Extracted data entries
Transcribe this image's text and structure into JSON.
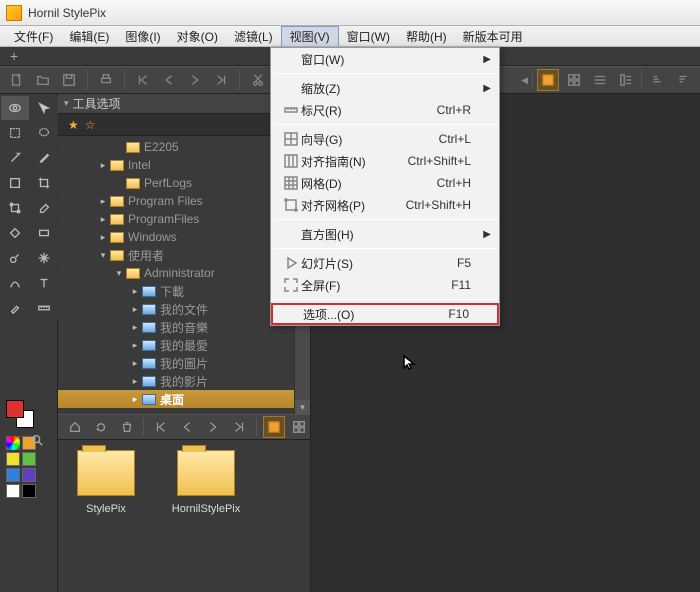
{
  "app": {
    "title": "Hornil StylePix"
  },
  "menubar": {
    "items": [
      {
        "label": "文件(F)"
      },
      {
        "label": "编辑(E)"
      },
      {
        "label": "图像(I)"
      },
      {
        "label": "对象(O)"
      },
      {
        "label": "滤镜(L)"
      },
      {
        "label": "视图(V)"
      },
      {
        "label": "窗口(W)"
      },
      {
        "label": "帮助(H)"
      },
      {
        "label": "新版本可用"
      }
    ],
    "open_index": 5
  },
  "dropdown": {
    "rows": [
      {
        "type": "item",
        "label": "窗口(W)",
        "shortcut": "",
        "submenu": true,
        "icon": ""
      },
      {
        "type": "sep"
      },
      {
        "type": "item",
        "label": "缩放(Z)",
        "shortcut": "",
        "submenu": true,
        "icon": ""
      },
      {
        "type": "item",
        "label": "标尺(R)",
        "shortcut": "Ctrl+R",
        "submenu": false,
        "icon": "ruler"
      },
      {
        "type": "sep"
      },
      {
        "type": "item",
        "label": "向导(G)",
        "shortcut": "Ctrl+L",
        "submenu": false,
        "icon": "guide"
      },
      {
        "type": "item",
        "label": "对齐指南(N)",
        "shortcut": "Ctrl+Shift+L",
        "submenu": false,
        "icon": "snapguide"
      },
      {
        "type": "item",
        "label": "网格(D)",
        "shortcut": "Ctrl+H",
        "submenu": false,
        "icon": "grid"
      },
      {
        "type": "item",
        "label": "对齐网格(P)",
        "shortcut": "Ctrl+Shift+H",
        "submenu": false,
        "icon": "snapgrid"
      },
      {
        "type": "sep"
      },
      {
        "type": "item",
        "label": "直方图(H)",
        "shortcut": "",
        "submenu": true,
        "icon": ""
      },
      {
        "type": "sep"
      },
      {
        "type": "item",
        "label": "幻灯片(S)",
        "shortcut": "F5",
        "submenu": false,
        "icon": "play"
      },
      {
        "type": "item",
        "label": "全屏(F)",
        "shortcut": "F11",
        "submenu": false,
        "icon": "fullscreen"
      },
      {
        "type": "sep"
      },
      {
        "type": "item",
        "label": "选项...(O)",
        "shortcut": "F10",
        "submenu": false,
        "icon": "",
        "highlight": true
      }
    ]
  },
  "panel": {
    "header": "工具选项"
  },
  "tree": {
    "nodes": [
      {
        "indent": 3,
        "caret": "",
        "icon": "fld",
        "label": "E2205"
      },
      {
        "indent": 2,
        "caret": "▸",
        "icon": "fld",
        "label": "Intel"
      },
      {
        "indent": 3,
        "caret": "",
        "icon": "fld",
        "label": "PerfLogs"
      },
      {
        "indent": 2,
        "caret": "▸",
        "icon": "fld",
        "label": "Program Files"
      },
      {
        "indent": 2,
        "caret": "▸",
        "icon": "fld",
        "label": "ProgramFiles"
      },
      {
        "indent": 2,
        "caret": "▸",
        "icon": "fld",
        "label": "Windows"
      },
      {
        "indent": 2,
        "caret": "▾",
        "icon": "fld",
        "label": "使用者"
      },
      {
        "indent": 3,
        "caret": "▾",
        "icon": "fld",
        "label": "Administrator"
      },
      {
        "indent": 4,
        "caret": "▸",
        "icon": "fld2",
        "label": "下載"
      },
      {
        "indent": 4,
        "caret": "▸",
        "icon": "fld2",
        "label": "我的文件"
      },
      {
        "indent": 4,
        "caret": "▸",
        "icon": "fld2",
        "label": "我的音樂"
      },
      {
        "indent": 4,
        "caret": "▸",
        "icon": "fld2",
        "label": "我的最愛"
      },
      {
        "indent": 4,
        "caret": "▸",
        "icon": "fld2",
        "label": "我的圖片"
      },
      {
        "indent": 4,
        "caret": "▸",
        "icon": "fld2",
        "label": "我的影片"
      },
      {
        "indent": 4,
        "caret": "▸",
        "icon": "fld2",
        "label": "桌面",
        "selected": true
      }
    ]
  },
  "files": {
    "items": [
      {
        "label": "HornilStylePix"
      },
      {
        "label": "StylePix"
      }
    ]
  },
  "swatches": [
    "#e03030",
    "#f0a030",
    "#f0e030",
    "#60c040",
    "#3080e0",
    "#6040c0",
    "#ffffff",
    "#000000"
  ]
}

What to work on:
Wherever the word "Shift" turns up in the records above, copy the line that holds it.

Answer to this task:
        "shortcut": "Ctrl+Shift+L",
        "shortcut": "Ctrl+Shift+H",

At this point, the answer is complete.